The Suitor Tutor, Part 2: The ESPN Question
August 5, 2010 8 Comments
With the NHL nearing a new TV contact, a multi-part series, “The Suitor Tutor”, takes a look at the potential bidders for NHL hockey.
The Suitor: ESPN and, presumably, it’s corporate partner ABC.
The Numbers: The NHL signed a five-year, $600 million contract with Disney in 1998 to broadcast games from 1999-2004. ABC chose not to renew after ’04, and ESPN was outbid by VERSUS coming out of the lockout. They have profits in the untold hundreds of millions.
Stanley Cup Final
Stanley Cup Final
(Source: Andrew’s Dallas Stars Page)
The Story: There have been Hollywood divorces less tumultuous than the peering, immature relationship between ESPN and the NHL since 1992, when the league returned to the network after the ill-fated SportsChannel America experiment. ESPN built a network (ESPN2) on NHL games (and the highlight show, NHL2Night), then FOX tried to take the entire package away and use it to promote FX and FSN, then ESPN/ABC shelled out massive dough for said package, then ESPN slowly began lowering the number of games it showed year by year, especially after getting the NBA. Then ABC decided to ditch the league, while ESPN stayed. Then ESPN lowballed the league and the league left for VERSUS. Then Gary Bettman spent the next six years not-so-subtly pointing out that the NHL was mistreated by ESPN, and ESPN not-so-subtly pining for the league back.
Now, ESPN/ABC has a piece of everything but hockey. They own the rights to the NBA Finals and most of the playoffs, MLB and NFL regular season games, college football’s national championship game, most of the conference tournament’s in college hoops, and an unholy monopoly on American soccer.
But they don’t have hockey, and don’t think for a second that it doesn’t bug them. Look, everything that’s been said about ESPN has been said. Let’s not forget the following post from a long time ago about how ESPN nearly killed the NHL on TV:

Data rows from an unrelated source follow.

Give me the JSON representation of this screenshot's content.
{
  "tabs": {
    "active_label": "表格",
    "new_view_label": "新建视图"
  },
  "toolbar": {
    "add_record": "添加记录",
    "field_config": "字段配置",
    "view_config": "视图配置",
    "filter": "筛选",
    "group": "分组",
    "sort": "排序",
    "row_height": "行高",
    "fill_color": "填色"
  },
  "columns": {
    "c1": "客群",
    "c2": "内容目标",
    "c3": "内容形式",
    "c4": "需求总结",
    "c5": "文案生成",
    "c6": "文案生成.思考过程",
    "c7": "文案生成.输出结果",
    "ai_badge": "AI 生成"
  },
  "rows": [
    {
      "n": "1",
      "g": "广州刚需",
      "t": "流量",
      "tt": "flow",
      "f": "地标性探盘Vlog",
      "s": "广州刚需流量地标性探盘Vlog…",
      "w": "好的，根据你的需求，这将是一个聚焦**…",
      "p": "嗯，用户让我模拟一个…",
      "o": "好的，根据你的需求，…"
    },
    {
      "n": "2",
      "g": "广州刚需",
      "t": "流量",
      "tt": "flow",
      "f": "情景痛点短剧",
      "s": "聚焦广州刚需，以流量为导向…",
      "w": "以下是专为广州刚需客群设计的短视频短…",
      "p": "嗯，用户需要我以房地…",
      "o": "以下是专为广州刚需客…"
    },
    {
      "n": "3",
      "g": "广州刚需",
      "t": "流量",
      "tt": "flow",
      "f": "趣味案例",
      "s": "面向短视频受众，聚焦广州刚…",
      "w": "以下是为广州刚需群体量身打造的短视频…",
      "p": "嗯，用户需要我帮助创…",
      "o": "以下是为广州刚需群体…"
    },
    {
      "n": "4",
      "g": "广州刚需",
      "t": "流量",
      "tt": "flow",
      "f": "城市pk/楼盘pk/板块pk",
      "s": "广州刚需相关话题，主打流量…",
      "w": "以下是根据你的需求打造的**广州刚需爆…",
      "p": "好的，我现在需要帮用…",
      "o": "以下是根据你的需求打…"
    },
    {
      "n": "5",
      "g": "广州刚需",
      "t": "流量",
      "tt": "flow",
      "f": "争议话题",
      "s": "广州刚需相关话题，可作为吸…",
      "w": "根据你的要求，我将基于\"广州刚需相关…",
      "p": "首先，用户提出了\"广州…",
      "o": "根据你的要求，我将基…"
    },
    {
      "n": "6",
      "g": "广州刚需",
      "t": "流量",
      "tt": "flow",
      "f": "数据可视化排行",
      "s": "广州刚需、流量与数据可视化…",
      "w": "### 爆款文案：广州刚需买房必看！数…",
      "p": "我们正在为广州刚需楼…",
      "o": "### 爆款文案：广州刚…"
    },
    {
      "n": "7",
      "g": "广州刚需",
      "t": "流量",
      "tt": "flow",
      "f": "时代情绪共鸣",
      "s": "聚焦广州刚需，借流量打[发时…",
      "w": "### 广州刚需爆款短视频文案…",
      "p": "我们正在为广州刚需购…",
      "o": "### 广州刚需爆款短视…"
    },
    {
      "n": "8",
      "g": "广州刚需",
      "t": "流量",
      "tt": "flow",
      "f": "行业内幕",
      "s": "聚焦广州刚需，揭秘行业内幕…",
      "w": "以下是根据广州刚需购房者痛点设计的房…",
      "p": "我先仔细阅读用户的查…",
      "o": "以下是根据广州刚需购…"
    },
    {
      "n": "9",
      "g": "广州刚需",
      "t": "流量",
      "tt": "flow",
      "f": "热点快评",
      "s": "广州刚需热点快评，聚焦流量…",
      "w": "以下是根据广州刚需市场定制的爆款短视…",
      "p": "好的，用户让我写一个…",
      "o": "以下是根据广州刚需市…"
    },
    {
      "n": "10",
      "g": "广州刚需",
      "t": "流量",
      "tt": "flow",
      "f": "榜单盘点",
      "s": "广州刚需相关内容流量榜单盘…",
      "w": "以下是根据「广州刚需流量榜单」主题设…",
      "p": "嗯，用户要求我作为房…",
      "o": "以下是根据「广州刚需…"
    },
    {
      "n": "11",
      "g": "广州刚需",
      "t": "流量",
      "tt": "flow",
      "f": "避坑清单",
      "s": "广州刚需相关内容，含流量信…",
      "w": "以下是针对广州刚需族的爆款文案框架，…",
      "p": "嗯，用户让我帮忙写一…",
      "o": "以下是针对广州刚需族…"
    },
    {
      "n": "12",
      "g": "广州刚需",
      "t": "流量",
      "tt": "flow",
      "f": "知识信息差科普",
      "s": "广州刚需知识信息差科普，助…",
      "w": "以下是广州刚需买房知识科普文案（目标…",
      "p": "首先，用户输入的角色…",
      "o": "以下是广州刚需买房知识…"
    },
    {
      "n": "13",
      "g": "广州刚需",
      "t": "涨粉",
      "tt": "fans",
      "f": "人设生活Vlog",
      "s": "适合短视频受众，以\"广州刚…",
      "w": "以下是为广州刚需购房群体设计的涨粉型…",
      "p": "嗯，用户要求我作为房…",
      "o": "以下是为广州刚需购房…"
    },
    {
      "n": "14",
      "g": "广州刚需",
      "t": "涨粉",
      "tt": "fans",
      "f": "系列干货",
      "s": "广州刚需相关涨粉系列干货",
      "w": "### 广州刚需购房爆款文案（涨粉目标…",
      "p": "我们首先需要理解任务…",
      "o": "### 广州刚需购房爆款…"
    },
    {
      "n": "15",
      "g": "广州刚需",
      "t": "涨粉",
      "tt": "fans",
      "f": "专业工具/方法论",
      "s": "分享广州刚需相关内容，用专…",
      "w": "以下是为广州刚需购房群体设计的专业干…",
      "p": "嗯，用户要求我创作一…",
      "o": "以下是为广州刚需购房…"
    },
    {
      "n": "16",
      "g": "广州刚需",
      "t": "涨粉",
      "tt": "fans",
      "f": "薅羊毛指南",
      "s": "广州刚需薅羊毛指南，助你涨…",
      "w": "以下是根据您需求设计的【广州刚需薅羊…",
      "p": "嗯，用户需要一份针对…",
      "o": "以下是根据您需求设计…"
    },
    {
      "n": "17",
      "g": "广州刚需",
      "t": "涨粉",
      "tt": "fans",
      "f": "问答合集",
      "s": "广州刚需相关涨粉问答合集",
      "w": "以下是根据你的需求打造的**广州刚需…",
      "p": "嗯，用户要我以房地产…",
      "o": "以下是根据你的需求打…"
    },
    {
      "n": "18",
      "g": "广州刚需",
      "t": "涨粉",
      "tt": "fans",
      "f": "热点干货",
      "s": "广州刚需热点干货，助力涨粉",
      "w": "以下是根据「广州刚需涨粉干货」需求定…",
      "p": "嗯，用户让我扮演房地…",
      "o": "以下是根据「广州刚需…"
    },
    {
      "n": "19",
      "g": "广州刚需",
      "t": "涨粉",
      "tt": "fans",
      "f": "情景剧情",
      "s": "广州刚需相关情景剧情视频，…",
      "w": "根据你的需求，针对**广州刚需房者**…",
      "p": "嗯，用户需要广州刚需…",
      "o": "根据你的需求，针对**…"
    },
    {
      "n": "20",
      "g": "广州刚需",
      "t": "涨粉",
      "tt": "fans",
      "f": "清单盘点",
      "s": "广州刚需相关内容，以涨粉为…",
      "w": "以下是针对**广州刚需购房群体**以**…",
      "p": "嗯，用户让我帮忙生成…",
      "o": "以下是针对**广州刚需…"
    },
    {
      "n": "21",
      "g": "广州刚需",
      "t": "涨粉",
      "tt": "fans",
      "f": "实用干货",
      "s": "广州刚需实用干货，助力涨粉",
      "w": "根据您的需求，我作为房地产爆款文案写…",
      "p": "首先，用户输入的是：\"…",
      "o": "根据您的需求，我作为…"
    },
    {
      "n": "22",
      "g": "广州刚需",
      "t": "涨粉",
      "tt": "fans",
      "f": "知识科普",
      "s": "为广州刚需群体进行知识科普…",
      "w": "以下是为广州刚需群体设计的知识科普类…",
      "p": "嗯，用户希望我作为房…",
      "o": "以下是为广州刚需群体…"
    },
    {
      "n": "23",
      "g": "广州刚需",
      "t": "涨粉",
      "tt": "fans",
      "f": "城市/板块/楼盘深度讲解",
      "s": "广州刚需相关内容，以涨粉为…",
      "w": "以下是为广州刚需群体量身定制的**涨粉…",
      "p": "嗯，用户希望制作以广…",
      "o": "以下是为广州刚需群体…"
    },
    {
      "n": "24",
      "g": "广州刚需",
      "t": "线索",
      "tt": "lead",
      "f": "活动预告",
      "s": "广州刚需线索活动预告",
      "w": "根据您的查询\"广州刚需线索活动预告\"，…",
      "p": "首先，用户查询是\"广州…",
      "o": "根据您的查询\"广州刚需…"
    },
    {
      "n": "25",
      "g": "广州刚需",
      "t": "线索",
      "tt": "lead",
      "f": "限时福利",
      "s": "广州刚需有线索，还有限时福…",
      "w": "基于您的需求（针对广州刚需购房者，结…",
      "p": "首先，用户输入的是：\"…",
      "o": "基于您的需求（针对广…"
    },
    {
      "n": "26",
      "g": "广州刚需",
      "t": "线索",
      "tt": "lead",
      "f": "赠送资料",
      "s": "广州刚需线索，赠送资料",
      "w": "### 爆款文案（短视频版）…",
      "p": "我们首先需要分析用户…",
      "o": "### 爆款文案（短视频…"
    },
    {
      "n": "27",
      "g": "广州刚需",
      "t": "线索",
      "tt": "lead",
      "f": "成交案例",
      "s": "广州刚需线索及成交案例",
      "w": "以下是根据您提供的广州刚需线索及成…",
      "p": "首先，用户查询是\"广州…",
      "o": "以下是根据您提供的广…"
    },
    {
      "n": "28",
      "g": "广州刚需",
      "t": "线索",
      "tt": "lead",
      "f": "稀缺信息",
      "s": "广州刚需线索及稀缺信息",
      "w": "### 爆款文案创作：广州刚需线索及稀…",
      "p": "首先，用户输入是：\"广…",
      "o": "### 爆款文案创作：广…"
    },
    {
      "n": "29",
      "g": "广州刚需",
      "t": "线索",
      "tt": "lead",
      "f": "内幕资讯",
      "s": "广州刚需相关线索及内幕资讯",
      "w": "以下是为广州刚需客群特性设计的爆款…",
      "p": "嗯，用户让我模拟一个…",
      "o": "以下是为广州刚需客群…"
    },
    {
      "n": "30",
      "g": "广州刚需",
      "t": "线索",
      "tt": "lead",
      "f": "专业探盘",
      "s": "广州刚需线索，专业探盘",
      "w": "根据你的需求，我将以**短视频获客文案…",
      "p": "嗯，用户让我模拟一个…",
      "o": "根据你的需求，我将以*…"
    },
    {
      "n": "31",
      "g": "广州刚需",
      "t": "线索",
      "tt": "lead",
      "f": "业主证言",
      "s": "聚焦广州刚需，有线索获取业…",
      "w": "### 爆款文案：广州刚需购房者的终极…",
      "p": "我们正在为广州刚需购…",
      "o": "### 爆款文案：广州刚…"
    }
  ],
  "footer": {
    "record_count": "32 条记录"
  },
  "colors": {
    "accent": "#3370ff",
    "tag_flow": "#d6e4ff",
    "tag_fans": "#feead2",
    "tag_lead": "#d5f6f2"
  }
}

Most importantly, as I’ve stated over and over again (and in this article), ESPN does not care about hockey as a television property. Yes, ESPN’s online coverage of the game is solid. But on the actual network, hockey is only there for it’s pompous talking heads to take a potshot at. That won’t change if we go back. Tony Kornheiser and Michael Wilbon knocked hockey when PTI was debuting when ESPN still had NHL coverage. There won’t be a fancy ESPN memo sent out if the league gets back on the airwaves saying, “Hey guys. Take it easy on hockey, eh?”
Though the VERSUS/OLN and NBC partnerships haven’t been ideal, they’ve given the league some measure of stability. Hockey fans know where the games are. NBC is going to keep the league through at least next season, as the Peacock has the Olympics, and the Olympics have NHL players. You see what I’m getting at here, right? By the end of the 2009-10 season (maybe by the 2010 Stanley Cup Finals) bidding will have begun again for NHL TV rights. ESPN will be interested, but VERSUS will get first shot. This time, it should be a first bid the league should jump at, instead of falling for the ESPN song and dance twice. Though it’d still be pretty rad to see hockey on FX and Spike TV, I get the sense that the league belongs at VERSUS.
That said, ESPN has done a little better with the NHL in recent years, but the improvements aren’t quite enough. Lets also not forget: ESPN may be developing a third network in the wake of failure for ESPNews and ESPN Classic. Could they want the NHL around to put programming on an ESPN3? I don’t think that prospect is worth it for us to accept a full-time relationship with the network again.
The Verdict: I think the NHL should consider a part-time relationship with ESPN, sharing some regular season and playoff games with VERSUS. But the league would be foolish to make ESPN the only game in town once again.